(DATASET EXTRACT)

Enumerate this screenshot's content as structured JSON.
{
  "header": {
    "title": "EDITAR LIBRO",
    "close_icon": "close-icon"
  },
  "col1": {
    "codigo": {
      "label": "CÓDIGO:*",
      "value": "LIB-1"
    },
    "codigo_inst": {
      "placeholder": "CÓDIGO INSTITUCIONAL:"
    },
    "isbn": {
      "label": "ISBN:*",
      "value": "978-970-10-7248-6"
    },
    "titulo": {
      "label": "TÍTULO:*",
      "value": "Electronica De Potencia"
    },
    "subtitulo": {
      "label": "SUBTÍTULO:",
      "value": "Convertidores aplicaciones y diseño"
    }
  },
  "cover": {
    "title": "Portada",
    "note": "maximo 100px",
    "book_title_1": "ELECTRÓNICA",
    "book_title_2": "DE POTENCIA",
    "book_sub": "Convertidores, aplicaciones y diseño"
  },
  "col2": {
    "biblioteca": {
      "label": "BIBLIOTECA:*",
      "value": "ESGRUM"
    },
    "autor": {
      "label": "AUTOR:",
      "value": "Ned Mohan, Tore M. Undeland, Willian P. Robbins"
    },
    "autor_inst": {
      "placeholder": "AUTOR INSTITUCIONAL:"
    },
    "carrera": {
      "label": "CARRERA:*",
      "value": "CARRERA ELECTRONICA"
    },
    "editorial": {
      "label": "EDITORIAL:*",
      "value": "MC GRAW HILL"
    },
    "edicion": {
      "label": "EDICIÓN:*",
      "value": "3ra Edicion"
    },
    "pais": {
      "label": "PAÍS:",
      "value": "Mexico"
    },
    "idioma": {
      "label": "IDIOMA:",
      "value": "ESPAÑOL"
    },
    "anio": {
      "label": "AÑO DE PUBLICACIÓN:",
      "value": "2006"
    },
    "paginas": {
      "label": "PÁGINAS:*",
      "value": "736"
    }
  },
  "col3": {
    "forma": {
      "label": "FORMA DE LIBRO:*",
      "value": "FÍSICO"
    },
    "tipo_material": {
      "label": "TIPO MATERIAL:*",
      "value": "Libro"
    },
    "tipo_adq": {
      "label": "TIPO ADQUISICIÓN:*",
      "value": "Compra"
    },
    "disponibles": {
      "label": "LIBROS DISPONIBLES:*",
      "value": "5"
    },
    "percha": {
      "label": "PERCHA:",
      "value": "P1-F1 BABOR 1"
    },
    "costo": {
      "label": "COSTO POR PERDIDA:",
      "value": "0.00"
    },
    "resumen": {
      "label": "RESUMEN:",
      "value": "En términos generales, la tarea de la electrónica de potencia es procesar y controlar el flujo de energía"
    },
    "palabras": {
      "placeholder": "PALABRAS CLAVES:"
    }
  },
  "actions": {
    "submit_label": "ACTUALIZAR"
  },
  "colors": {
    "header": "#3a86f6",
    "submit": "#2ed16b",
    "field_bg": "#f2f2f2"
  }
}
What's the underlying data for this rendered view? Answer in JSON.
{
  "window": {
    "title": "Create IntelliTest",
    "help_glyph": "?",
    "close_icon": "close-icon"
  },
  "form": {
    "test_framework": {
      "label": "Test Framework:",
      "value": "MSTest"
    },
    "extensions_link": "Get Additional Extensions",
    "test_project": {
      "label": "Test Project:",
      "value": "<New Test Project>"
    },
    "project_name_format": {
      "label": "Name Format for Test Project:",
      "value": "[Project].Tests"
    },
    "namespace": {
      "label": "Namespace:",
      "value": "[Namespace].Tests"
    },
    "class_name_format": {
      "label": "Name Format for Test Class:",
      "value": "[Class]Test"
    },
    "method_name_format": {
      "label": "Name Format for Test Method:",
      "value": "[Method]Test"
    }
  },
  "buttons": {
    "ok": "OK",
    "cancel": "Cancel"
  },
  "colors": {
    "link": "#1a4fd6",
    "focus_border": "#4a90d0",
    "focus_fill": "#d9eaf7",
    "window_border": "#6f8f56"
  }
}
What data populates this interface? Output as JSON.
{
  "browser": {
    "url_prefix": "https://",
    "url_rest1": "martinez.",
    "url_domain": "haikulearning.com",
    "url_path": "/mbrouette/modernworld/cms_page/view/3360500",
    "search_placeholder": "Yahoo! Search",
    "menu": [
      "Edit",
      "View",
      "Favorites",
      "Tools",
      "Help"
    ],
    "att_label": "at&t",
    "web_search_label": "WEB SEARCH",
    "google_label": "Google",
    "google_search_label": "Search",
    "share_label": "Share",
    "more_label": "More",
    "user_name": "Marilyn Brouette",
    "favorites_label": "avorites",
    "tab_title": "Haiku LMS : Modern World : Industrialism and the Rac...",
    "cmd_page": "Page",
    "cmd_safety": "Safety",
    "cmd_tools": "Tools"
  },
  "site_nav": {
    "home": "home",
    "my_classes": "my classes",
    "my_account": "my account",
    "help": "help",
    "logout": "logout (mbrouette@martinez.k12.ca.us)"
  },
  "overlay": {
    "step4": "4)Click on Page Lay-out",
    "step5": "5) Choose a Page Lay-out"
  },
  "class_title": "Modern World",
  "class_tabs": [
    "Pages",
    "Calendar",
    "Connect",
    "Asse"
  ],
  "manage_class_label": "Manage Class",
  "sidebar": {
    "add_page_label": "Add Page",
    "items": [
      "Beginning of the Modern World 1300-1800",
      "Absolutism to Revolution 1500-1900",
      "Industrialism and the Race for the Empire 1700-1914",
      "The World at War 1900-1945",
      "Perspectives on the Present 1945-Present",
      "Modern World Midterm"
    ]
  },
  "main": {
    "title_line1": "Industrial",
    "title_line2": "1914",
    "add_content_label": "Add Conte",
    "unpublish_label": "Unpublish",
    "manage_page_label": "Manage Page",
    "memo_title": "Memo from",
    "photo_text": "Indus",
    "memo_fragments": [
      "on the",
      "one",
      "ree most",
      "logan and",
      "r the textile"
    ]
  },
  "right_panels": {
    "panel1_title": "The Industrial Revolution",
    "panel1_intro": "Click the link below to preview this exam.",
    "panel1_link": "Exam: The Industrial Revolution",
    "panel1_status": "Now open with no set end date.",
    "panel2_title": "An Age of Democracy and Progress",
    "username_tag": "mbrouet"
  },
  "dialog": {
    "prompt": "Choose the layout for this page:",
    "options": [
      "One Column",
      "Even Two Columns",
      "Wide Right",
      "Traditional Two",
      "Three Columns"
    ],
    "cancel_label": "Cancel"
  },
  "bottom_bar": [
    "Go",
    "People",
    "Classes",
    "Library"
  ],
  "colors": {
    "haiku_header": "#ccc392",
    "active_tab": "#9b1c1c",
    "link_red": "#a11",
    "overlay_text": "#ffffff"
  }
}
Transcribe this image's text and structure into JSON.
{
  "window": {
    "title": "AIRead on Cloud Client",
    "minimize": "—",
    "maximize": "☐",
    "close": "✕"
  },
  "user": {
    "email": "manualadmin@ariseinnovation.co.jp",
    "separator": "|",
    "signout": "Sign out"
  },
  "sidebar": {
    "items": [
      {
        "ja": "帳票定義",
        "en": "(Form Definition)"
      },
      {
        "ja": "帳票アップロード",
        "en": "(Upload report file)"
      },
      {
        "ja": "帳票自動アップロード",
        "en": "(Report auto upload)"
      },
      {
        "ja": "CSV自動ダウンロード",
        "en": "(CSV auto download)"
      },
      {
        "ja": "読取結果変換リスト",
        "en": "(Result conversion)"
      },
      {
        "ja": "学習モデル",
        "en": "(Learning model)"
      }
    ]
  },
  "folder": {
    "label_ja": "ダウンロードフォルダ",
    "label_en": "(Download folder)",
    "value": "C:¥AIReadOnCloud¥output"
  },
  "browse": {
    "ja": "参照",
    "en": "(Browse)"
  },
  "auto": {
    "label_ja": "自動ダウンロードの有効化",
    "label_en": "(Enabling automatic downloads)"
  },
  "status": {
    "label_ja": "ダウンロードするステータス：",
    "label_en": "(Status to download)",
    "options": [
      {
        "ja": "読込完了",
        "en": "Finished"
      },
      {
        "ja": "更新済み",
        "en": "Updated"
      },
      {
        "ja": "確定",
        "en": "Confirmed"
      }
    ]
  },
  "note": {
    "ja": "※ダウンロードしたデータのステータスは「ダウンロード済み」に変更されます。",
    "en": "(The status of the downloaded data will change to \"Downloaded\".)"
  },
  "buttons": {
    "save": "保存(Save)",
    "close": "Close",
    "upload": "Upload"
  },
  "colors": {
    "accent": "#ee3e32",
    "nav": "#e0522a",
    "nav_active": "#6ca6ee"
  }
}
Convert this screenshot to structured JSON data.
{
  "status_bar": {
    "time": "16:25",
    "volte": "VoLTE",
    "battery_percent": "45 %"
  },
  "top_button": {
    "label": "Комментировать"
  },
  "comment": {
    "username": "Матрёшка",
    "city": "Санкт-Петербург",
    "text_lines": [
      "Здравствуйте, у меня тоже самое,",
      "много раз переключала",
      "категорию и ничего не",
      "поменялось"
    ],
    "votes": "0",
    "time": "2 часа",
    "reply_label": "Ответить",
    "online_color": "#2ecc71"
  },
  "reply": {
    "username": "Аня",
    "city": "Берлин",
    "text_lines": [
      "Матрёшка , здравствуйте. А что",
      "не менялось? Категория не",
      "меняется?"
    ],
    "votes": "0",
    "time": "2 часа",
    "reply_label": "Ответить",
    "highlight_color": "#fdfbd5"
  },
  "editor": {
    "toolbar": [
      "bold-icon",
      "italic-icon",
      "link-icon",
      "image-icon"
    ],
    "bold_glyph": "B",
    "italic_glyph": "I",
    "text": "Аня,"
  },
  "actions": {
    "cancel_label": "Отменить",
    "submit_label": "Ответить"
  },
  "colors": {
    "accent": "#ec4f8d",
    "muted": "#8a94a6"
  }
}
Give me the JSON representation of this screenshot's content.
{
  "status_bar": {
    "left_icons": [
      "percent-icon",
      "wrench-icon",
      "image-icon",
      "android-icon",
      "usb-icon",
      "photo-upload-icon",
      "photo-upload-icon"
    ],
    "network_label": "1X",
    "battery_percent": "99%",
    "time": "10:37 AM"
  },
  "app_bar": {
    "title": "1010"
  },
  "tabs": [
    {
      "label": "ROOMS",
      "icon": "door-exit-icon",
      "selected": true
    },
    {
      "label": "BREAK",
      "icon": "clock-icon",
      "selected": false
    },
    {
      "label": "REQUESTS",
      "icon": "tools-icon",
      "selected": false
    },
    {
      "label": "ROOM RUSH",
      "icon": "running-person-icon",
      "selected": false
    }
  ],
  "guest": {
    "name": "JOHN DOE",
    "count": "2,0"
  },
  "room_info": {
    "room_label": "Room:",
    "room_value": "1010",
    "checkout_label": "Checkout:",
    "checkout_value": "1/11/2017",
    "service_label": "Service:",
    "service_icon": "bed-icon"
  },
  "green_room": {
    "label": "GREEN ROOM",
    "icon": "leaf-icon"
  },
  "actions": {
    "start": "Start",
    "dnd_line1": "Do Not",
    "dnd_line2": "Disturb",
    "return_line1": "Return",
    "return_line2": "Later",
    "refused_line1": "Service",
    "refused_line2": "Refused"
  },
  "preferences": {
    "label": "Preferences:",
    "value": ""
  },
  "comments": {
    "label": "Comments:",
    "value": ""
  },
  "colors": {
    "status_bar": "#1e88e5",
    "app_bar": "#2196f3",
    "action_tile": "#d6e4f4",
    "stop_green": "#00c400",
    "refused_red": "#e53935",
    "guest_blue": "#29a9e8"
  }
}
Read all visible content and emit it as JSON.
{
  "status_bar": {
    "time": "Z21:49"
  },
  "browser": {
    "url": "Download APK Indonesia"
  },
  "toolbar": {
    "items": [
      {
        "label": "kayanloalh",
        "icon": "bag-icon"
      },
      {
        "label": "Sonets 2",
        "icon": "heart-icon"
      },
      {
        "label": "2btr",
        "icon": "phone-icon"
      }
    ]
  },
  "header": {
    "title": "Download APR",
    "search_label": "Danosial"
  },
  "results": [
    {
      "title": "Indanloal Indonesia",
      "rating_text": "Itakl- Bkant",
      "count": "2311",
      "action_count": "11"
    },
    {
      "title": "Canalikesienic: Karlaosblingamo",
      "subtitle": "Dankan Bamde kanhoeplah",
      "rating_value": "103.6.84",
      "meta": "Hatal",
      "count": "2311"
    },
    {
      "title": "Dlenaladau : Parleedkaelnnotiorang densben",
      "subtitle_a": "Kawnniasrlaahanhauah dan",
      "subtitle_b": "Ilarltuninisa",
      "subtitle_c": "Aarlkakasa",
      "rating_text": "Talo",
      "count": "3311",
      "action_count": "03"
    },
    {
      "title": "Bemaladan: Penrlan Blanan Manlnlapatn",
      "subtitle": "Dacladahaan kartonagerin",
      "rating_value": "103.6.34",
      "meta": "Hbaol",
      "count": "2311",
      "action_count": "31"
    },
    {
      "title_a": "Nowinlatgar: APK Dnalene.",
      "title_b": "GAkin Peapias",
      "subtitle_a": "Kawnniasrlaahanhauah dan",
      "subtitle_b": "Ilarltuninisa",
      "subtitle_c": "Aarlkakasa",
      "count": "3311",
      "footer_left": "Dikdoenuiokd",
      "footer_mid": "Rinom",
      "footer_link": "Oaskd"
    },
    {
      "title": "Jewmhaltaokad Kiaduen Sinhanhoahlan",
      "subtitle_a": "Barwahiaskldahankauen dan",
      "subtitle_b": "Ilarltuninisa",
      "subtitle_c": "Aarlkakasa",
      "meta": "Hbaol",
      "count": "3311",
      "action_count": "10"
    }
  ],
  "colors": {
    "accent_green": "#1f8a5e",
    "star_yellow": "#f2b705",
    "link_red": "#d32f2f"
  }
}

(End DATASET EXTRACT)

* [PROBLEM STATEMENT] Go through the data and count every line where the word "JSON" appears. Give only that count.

* [EXERCISE SOLUTION] 7